"At the root of most communication problems are perception or credibility problems. None of us sees the world as it actually is...but as we are. and our experience-induced perceptions greatly influence our feelings, beliefs and behaviour.

Perception and credibility problems may result on complicated knots, what we often call "personality problems" or communication breakdowns". Credibility is far more difficult to resolve, primarily because each of the persons involved thinks he sees the world as it is rather than as he is. Unaware of the distortion in his own perception, his attitude is this: "If you disagree with me in this, in my eyes, you are automatically wrong, simply because I am sure that I am right"

Whenever we are so "right" as to make everyone who sees and thinks differently feel wrong, their best protection from further injury is to label us, peg us, to put us behind mental and emotional bars for an indeterminate jail sentence, and we will not be released until we pay "the uttermost farthing". Most credibility problems can be  resolved if one or both parties will realise that at the root is a perception problem.

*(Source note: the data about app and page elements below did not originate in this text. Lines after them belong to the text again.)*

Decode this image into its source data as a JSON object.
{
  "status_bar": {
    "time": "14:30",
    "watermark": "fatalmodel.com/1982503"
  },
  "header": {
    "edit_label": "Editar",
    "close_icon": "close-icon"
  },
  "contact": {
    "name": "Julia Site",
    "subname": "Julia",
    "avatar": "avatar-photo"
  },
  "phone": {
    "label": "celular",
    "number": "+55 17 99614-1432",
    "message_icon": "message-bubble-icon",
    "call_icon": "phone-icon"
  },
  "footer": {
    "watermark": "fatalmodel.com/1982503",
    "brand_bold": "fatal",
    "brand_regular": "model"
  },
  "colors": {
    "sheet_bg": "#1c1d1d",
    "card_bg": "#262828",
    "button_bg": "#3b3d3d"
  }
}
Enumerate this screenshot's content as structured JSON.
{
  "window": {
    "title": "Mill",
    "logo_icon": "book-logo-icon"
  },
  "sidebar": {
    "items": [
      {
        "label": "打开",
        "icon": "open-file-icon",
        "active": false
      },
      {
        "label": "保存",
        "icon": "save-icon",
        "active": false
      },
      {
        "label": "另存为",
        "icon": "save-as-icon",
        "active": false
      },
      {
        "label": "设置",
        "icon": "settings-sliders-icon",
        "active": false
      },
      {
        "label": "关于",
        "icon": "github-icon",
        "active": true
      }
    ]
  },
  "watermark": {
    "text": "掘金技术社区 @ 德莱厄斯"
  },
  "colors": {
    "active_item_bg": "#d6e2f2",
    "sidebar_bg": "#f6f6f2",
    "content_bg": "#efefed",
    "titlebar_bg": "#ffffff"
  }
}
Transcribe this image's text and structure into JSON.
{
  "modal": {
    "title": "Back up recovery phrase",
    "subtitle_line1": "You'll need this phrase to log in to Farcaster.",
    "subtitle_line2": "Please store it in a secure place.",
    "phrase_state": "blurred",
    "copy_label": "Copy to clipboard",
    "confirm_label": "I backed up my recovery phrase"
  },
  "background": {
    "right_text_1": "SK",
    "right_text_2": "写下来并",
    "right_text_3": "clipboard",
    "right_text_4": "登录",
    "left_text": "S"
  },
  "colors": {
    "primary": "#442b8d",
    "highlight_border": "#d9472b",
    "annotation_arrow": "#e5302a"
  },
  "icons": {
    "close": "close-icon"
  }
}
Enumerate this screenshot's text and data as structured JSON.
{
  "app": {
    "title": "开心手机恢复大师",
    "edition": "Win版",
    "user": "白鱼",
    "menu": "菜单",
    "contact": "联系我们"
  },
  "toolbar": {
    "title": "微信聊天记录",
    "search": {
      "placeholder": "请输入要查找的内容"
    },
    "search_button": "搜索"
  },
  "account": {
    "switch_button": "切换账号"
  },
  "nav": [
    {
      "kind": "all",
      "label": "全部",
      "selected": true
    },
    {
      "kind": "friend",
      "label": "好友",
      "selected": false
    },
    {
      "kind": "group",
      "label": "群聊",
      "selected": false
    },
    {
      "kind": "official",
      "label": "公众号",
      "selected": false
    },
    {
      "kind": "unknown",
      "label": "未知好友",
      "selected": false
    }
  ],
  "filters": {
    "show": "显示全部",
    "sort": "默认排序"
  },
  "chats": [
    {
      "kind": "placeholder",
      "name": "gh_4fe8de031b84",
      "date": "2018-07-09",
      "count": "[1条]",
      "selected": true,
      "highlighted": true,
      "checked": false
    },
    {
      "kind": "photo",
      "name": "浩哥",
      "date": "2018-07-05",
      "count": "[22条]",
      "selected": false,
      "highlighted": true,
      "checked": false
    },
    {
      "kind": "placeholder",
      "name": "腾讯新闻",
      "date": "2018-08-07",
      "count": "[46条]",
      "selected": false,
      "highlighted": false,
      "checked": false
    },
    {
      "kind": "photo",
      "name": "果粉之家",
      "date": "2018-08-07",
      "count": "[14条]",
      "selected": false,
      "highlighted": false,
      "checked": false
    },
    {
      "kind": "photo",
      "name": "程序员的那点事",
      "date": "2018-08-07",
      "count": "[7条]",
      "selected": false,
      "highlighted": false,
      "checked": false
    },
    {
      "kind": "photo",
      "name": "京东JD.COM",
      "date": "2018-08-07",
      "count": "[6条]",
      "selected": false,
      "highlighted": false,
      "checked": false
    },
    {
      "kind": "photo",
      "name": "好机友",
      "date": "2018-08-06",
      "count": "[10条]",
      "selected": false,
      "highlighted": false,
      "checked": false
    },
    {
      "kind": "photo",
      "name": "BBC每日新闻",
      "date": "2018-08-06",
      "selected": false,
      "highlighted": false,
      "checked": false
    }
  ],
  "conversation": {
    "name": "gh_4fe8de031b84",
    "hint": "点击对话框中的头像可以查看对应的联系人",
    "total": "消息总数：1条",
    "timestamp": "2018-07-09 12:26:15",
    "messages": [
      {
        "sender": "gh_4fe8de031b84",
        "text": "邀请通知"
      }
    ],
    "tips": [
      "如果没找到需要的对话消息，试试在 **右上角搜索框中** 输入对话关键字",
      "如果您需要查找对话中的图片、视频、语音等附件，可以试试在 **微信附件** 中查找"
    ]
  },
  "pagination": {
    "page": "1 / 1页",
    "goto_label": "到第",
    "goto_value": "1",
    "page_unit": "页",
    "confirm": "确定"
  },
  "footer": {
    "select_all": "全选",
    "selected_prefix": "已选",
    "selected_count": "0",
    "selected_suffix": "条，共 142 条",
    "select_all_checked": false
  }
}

Certain attitudes and behaviours are essential to clearing communication:


1. I assume good faith. I do not question your sincerity or your sanity.
2. I care about our relationship and I want to resolve this difference.
3. I am open to influence and I am prepared to change.


1. Listen to understand
2. Speak to be understood
3. Start dialogue from a common point of reference or point of agreement and move slowly into areas of disagreement.

When these three attitudes and behaviours are acquired, almost any communication perception or credibility area can be resolved."

Stephen R. Covey
Principle-Centred Leadership (1992) p109-110

What Covey does not say, however, is that at the root of this ability to resolve differences has to be a godly humility that comes from Jesus:

"3 Do nothing out of selfish ambition or vain conceit. Rather, in humility value others above yourselves, not looking to your own interests but each of you to the interests of the others.
In your relationships with one another, have the same mindset as Christ Jesus:
Who, being in very nature[a] God,
    did not consider equality with God something to be used to his own advantage;
rather, he made himself nothing
    by taking the very nature[b] of a servant,
    being made in human likeness.
And being found in appearance as a man,
    he humbled himself
    by becoming obedient to death
        even death on a cross!"
(Philippians 2 v 3-8, NIV)

Tuesday, 30 April 2013

New babies in the house

There's nothing that brings excitement into a church more than new life in Christ.

And, wonderful to report, we have had four such events in the last six months. As far as can be seen, genuine conversions, all of which are being actively followed up with people discipling them. Just wonderful.

Each of the four are people that we have contacted through CAP (see previous blog entry). W£e are now "in the lives" of so many people who we would normally not have contacted.

There is no shortage of challenge and potential to be discouraged. but God is at work. And it's amazing to be a part of it.

Next stop Alpha (starts 13 May)